Rosemary grows to be a large, attractive plant in the garden. Specimens can reach 3-feet or more. In fact, they are often grown as shrubs in the Mediterranean. For their best chance of survival, choose a full-sun location with sharply-drained soil. The roots will not tolerate wet feet in the winter.

Small spikes of flowers appear along the stems in various shades of lavender-blue, sometimes white, in the late spring or early summer. There are trailing forms that are ideal for planting along a retaining wall or in a large container. ‘Prostratus‘ (Zones 8-11), which can reach a foot or so and spread to 3 feet or more, is the most common creeping form available.


‘Vera’ is a compact, extra aromatic lavender with dense wands of lavender-blue flowers.

Few herbs are as strongly identified with fragrance and color as lavender (Lavandula spp.). There are many beautiful species and varieties to try, including the classic, compact ‘Munstead’ English lavender (Lavandula angustifolia ‘Munstead’), and lovely ‘Lady’ lavender (Lavandula ‘Lady’), which blooms in the first year from seed. ‘Vera‘ (Lavandula angustifolia ‘Vera’) is another compact form known for its strong, aromatic fragrance and dense wands of lavender-blue flowers.

Lavender is a short-lived shrubby perennial, which varies in hardiness depending on the species. English lavender (Lavandula angustifolia), the hardiest form, will survive in Zone 5 or 6. All grow best when given full sun and soil with good drainage.
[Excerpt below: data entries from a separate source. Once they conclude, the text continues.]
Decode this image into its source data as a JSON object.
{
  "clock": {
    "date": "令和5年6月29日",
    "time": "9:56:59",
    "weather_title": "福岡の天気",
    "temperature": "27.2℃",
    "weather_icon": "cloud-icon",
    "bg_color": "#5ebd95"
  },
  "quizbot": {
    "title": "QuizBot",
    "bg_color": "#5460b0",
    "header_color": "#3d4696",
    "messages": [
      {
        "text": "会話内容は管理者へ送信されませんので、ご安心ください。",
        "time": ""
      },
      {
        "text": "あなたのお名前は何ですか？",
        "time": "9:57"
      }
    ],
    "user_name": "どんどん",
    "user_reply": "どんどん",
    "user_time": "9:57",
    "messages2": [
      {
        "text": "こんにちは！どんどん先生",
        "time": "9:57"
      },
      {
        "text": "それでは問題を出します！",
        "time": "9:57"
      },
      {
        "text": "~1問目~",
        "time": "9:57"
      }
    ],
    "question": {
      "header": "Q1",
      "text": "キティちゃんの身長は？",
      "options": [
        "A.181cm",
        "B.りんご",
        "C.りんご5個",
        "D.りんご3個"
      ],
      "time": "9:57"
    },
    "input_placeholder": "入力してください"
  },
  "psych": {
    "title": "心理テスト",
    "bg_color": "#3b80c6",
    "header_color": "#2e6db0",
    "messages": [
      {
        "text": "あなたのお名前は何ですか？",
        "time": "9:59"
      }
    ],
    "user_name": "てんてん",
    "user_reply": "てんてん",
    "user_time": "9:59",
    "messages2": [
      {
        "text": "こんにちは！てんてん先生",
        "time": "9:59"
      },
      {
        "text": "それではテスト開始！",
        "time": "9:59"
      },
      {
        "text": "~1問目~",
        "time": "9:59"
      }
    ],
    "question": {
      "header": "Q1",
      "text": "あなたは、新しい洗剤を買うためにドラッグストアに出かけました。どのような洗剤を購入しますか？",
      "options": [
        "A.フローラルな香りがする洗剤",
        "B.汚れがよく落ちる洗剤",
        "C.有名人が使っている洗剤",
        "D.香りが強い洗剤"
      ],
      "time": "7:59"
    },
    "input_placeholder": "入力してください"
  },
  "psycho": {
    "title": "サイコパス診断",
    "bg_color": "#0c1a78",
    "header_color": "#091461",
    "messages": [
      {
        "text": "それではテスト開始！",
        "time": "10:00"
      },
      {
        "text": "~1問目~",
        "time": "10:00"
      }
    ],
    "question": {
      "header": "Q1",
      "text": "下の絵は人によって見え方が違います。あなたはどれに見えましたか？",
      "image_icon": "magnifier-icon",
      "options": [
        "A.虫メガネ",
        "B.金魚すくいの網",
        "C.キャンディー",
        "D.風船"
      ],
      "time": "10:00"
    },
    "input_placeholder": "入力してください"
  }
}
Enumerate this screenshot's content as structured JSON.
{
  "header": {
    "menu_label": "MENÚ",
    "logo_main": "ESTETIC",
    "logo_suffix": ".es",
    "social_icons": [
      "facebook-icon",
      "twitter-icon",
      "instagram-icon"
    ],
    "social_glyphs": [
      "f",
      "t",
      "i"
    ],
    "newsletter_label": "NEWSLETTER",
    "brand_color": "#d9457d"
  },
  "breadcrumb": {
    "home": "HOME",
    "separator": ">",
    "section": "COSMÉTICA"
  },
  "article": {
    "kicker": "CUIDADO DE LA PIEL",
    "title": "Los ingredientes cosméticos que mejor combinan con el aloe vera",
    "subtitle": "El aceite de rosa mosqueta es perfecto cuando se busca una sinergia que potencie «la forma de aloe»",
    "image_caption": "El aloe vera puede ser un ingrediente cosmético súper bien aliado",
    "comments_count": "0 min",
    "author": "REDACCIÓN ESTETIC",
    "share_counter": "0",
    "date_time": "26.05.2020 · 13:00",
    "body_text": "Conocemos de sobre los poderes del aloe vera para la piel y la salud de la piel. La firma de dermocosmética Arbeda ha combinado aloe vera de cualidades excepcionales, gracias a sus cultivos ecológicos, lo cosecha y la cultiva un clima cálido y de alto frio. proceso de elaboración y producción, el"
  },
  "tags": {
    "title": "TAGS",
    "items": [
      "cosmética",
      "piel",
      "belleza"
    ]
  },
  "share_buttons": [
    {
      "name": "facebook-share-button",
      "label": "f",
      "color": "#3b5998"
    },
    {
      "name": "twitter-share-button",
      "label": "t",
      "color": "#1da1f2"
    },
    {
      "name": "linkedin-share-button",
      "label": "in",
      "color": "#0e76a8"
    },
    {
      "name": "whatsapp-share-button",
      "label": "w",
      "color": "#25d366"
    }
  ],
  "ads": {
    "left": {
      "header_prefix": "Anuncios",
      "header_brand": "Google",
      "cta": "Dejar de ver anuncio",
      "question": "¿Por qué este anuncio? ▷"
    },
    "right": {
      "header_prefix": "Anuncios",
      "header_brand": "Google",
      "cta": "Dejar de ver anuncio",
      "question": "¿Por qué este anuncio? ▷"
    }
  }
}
Like rosemary, they do not appreciate wet feet in the winter. With good care, plants will survive for four to five years before they begin to decline and require replacement.

Growing Summer Herbs

Potted basil is useful to have near or in the kitchen.

All of the herbs listed need warm temperatures, and a rule of thumb should planted outdoors after the threat of frost has passed. A full-sun location is required. For plants in containers, all will thrive in Black Gold Natural & Organic Potting Mix. The addition of perlite and pumice to increase drainage is recommended. Add three parts mix to one part pumice/Black Gold Perlite, and make sure the container is large and has drainage holes at the base.

There are so many different herbs that are readily available to the home gardener. If you have a favorite, check out the herb section at your local garden center for the best plants in your area. While many may not be winter hardy, they can provide great satisfaction during the summer months.